(Web page and app entries)
════════

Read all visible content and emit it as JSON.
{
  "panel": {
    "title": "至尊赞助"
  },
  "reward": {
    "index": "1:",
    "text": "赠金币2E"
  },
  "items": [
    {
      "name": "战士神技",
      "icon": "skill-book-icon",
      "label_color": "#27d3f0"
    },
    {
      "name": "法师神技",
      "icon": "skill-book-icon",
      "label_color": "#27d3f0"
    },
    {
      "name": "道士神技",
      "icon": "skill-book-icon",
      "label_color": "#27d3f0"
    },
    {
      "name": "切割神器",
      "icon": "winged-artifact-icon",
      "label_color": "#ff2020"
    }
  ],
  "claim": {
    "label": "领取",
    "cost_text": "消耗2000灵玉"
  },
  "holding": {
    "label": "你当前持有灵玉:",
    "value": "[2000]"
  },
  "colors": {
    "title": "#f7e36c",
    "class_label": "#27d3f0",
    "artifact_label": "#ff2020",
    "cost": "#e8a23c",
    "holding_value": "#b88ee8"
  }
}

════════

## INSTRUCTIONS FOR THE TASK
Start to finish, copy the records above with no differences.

## RESULT BELOW
Read all visible content and emit it as JSON.
{
  "panel": {
    "title": "至尊赞助"
  },
  "reward": {
    "index": "1:",
    "text": "赠金币2E"
  },
  "items": [
    {
      "name": "战士神技",
      "icon": "skill-book-icon",
      "label_color": "#27d3f0"
    },
    {
      "name": "法师神技",
      "icon": "skill-book-icon",
      "label_color": "#27d3f0"
    },
    {
      "name": "道士神技",
      "icon": "skill-book-icon",
      "label_color": "#27d3f0"
    },
    {
      "name": "切割神器",
      "icon": "winged-artifact-icon",
      "label_color": "#ff2020"
    }
  ],
  "claim": {
    "label": "领取",
    "cost_text": "消耗2000灵玉"
  },
  "holding": {
    "label": "你当前持有灵玉:",
    "value": "[2000]"
  },
  "colors": {
    "title": "#f7e36c",
    "class_label": "#27d3f0",
    "artifact_label": "#ff2020",
    "cost": "#e8a23c",
    "holding_value": "#b88ee8"
  }
}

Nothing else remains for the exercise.